→ Description of the task
Reproduce all of the data exactly as written.

→ Records supplied
***

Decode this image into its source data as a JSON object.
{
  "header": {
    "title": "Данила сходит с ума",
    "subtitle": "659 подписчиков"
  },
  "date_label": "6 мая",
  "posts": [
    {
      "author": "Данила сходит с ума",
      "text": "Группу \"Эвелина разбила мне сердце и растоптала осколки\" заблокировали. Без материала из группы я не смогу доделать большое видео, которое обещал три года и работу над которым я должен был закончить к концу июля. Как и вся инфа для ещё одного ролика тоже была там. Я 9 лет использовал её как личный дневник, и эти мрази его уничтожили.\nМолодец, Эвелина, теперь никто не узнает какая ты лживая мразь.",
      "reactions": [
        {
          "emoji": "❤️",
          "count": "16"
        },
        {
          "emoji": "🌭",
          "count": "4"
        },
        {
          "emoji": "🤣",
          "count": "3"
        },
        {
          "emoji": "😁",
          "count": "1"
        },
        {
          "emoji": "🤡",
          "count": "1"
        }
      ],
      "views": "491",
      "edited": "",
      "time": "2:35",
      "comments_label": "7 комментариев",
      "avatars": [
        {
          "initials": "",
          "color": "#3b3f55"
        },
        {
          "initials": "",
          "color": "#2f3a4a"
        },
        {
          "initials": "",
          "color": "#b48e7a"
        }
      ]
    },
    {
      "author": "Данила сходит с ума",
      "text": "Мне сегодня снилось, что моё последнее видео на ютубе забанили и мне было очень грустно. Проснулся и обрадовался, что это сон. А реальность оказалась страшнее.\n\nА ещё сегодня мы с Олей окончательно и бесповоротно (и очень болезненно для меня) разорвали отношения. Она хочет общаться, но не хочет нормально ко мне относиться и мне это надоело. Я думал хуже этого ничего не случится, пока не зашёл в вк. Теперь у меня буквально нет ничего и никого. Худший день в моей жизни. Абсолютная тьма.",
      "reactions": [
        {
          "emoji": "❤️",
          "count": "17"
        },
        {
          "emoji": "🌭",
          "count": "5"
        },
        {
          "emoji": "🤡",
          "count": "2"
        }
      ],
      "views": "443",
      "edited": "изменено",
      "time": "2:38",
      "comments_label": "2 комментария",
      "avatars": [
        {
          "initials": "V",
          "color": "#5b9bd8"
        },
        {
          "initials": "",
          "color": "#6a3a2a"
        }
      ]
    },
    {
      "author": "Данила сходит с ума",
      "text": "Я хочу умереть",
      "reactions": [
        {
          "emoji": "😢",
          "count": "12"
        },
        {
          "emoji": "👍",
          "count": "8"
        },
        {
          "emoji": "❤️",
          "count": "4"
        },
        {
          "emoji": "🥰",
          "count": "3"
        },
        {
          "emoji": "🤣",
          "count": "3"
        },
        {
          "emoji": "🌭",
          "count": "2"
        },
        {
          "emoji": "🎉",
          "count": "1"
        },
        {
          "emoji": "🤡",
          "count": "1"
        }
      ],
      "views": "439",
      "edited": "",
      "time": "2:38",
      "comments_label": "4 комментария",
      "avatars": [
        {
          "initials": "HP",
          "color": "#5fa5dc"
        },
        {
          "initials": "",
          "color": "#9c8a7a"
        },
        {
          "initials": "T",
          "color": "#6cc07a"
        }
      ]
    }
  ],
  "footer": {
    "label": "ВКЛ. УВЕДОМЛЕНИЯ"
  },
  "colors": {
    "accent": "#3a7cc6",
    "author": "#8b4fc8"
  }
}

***

→ Answer area
Decode this image into its source data as a JSON object.
{
  "header": {
    "title": "Данила сходит с ума",
    "subtitle": "659 подписчиков"
  },
  "date_label": "6 мая",
  "posts": [
    {
      "author": "Данила сходит с ума",
      "text": "Группу \"Эвелина разбила мне сердце и растоптала осколки\" заблокировали. Без материала из группы я не смогу доделать большое видео, которое обещал три года и работу над которым я должен был закончить к концу июля. Как и вся инфа для ещё одного ролика тоже была там. Я 9 лет использовал её как личный дневник, и эти мрази его уничтожили.\nМолодец, Эвелина, теперь никто не узнает какая ты лживая мразь.",
      "reactions": [
        {
          "emoji": "❤️",
          "count": "16"
        },
        {
          "emoji": "🌭",
          "count": "4"
        },
        {
          "emoji": "🤣",
          "count": "3"
        },
        {
          "emoji": "😁",
          "count": "1"
        },
        {
          "emoji": "🤡",
          "count": "1"
        }
      ],
      "views": "491",
      "edited": "",
      "time": "2:35",
      "comments_label": "7 комментариев",
      "avatars": [
        {
          "initials": "",
          "color": "#3b3f55"
        },
        {
          "initials": "",
          "color": "#2f3a4a"
        },
        {
          "initials": "",
          "color": "#b48e7a"
        }
      ]
    },
    {
      "author": "Данила сходит с ума",
      "text": "Мне сегодня снилось, что моё последнее видео на ютубе забанили и мне было очень грустно. Проснулся и обрадовался, что это сон. А реальность оказалась страшнее.\n\nА ещё сегодня мы с Олей окончательно и бесповоротно (и очень болезненно для меня) разорвали отношения. Она хочет общаться, но не хочет нормально ко мне относиться и мне это надоело. Я думал хуже этого ничего не случится, пока не зашёл в вк. Теперь у меня буквально нет ничего и никого. Худший день в моей жизни. Абсолютная тьма.",
      "reactions": [
        {
          "emoji": "❤️",
          "count": "17"
        },
        {
          "emoji": "🌭",
          "count": "5"
        },
        {
          "emoji": "🤡",
          "count": "2"
        }
      ],
      "views": "443",
      "edited": "изменено",
      "time": "2:38",
      "comments_label": "2 комментария",
      "avatars": [
        {
          "initials": "V",
          "color": "#5b9bd8"
        },
        {
          "initials": "",
          "color": "#6a3a2a"
        }
      ]
    },
    {
      "author": "Данила сходит с ума",
      "text": "Я хочу умереть",
      "reactions": [
        {
          "emoji": "😢",
          "count": "12"
        },
        {
          "emoji": "👍",
          "count": "8"
        },
        {
          "emoji": "❤️",
          "count": "4"
        },
        {
          "emoji": "🥰",
          "count": "3"
        },
        {
          "emoji": "🤣",
          "count": "3"
        },
        {
          "emoji": "🌭",
          "count": "2"
        },
        {
          "emoji": "🎉",
          "count": "1"
        },
        {
          "emoji": "🤡",
          "count": "1"
        }
      ],
      "views": "439",
      "edited": "",
      "time": "2:38",
      "comments_label": "4 комментария",
      "avatars": [
        {
          "initials": "HP",
          "color": "#5fa5dc"
        },
        {
          "initials": "",
          "color": "#9c8a7a"
        },
        {
          "initials": "T",
          "color": "#6cc07a"
        }
      ]
    }
  ],
  "footer": {
    "label": "ВКЛ. УВЕДОМЛЕНИЯ"
  },
  "colors": {
    "accent": "#3a7cc6",
    "author": "#8b4fc8"
  }
}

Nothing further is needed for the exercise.